"This is an action-adventure book where the action and adventure revolve around sex, God, and death. It's also a talking heads book where the talking heads are talking about sex, God, and death. Most of my friends spend a lot of time talking about all three. I finally decided to do a book about it. I've constructed a cast to express all sides of the issues, because that makes for good character conflict. I don't think anyone will agree with all three lead characters, but I'd bet they'll identify with one of them and find the other two to be troubling ... but intriguing alternate voices to their views."
Becky Cloonan is most famous for the breakout indy book "Demo" and Seagle couldn't happier to work with here, citing her as his top pick.
"You know, the weirdest thing was that when my longtime editor, Shelly Bond, and I first talked about it, we both came up with lists of who we thought should draw it, and Becky was, no lie, top of both of our lists. But for some reason, we convinced ourselves she wasn't available.
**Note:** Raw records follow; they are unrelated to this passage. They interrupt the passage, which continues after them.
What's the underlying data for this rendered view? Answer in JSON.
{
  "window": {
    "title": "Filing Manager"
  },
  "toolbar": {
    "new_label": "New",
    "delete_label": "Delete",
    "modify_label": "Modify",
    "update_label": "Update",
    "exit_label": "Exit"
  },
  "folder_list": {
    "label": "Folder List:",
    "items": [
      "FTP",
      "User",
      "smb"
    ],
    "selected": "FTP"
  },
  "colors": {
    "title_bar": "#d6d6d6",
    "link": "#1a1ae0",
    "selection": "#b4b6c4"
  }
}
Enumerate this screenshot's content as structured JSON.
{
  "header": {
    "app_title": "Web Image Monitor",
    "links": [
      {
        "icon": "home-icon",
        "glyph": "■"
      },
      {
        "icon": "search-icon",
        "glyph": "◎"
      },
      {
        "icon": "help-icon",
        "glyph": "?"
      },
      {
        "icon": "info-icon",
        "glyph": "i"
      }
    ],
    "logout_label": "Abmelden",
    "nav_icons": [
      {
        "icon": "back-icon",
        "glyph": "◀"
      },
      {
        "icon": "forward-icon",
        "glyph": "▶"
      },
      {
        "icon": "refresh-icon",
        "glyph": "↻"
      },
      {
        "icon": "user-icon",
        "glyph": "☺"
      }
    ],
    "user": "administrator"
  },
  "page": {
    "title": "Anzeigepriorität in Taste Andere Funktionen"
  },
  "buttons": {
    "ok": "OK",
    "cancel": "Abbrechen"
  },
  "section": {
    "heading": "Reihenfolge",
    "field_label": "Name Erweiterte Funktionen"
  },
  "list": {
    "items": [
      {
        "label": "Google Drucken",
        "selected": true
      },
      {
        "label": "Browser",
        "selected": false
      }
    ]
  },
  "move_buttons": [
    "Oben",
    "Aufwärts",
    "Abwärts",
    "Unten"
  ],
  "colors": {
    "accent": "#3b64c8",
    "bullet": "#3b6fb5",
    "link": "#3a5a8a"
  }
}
So we moved on and tried out a number of really talented people, even agreed on one in particular, who we then weren't able to hire. So I said, 'Why did we never check with Becky Cloonan?' And Shelly said she'd give her a call, and Becky was on board just like that. I really love her work. She has an amazing energy to her storytelling. And there are so many women in this book, I think it's fitting that a woman get to draw them all."
When asked about the long-term outlook for the book and if there's an end point in mind, Seagle smiles and responds, "'American Virgin' is an ongoing book, which means it goes on as long as people are into reading about interesting, obtuse, offensive, and just plain out-there sexual practices going on around the globe. It goes on as long as people are intrigued by how a conservative Christian responds to the kind of stimuli he's been sheltered from his whole life. It goes on as long as people are hooked into our road-adventure-revenge story. As long as they are, I have stories to tell about Adam Chamberlain, because it's the balance between oath and temptation that this book is actually examining, and not just sexual temptation. The nice thing about the over-story that propels AV is that it can be concluded -- decisively -- at any time."
CBR Executive Producer Jonah Weiland contributed to this story.
Full coverage of the Vertigo panel follows later today.